*** PROVIDED RECORDS ***

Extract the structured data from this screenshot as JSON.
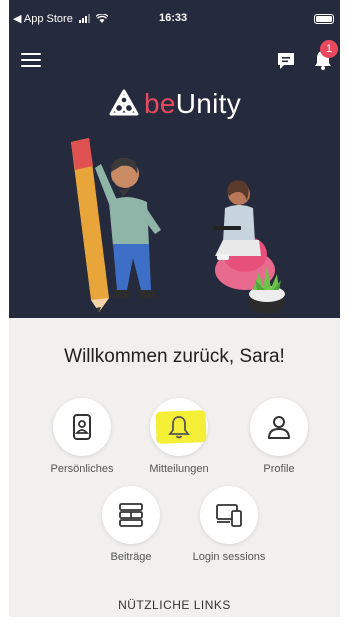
{
  "statusbar": {
    "back_label": "◀ App Store",
    "time": "16:33"
  },
  "header": {
    "notification_count": "1"
  },
  "brand": {
    "prefix": "be",
    "name": "Unity",
    "accent_color": "#e8495f",
    "hero_background": "#262a3d"
  },
  "welcome": {
    "text": "Willkommen zurück, Sara!"
  },
  "tiles": [
    {
      "label": "Persönliches",
      "icon": "id-card-icon"
    },
    {
      "label": "Mitteilungen",
      "icon": "bell-icon",
      "highlighted": true
    },
    {
      "label": "Profile",
      "icon": "user-icon"
    },
    {
      "label": "Beiträge",
      "icon": "posts-icon"
    },
    {
      "label": "Login sessions",
      "icon": "devices-icon"
    }
  ],
  "links": {
    "heading": "NÜTZLICHE LINKS"
  }
}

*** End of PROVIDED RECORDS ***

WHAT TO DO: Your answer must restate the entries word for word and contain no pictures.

EXERCISE RESULT:
Extract the structured data from this screenshot as JSON.
{
  "statusbar": {
    "back_label": "◀ App Store",
    "time": "16:33"
  },
  "header": {
    "notification_count": "1"
  },
  "brand": {
    "prefix": "be",
    "name": "Unity",
    "accent_color": "#e8495f",
    "hero_background": "#262a3d"
  },
  "welcome": {
    "text": "Willkommen zurück, Sara!"
  },
  "tiles": [
    {
      "label": "Persönliches",
      "icon": "id-card-icon"
    },
    {
      "label": "Mitteilungen",
      "icon": "bell-icon",
      "highlighted": true
    },
    {
      "label": "Profile",
      "icon": "user-icon"
    },
    {
      "label": "Beiträge",
      "icon": "posts-icon"
    },
    {
      "label": "Login sessions",
      "icon": "devices-icon"
    }
  ],
  "links": {
    "heading": "NÜTZLICHE LINKS"
  }
}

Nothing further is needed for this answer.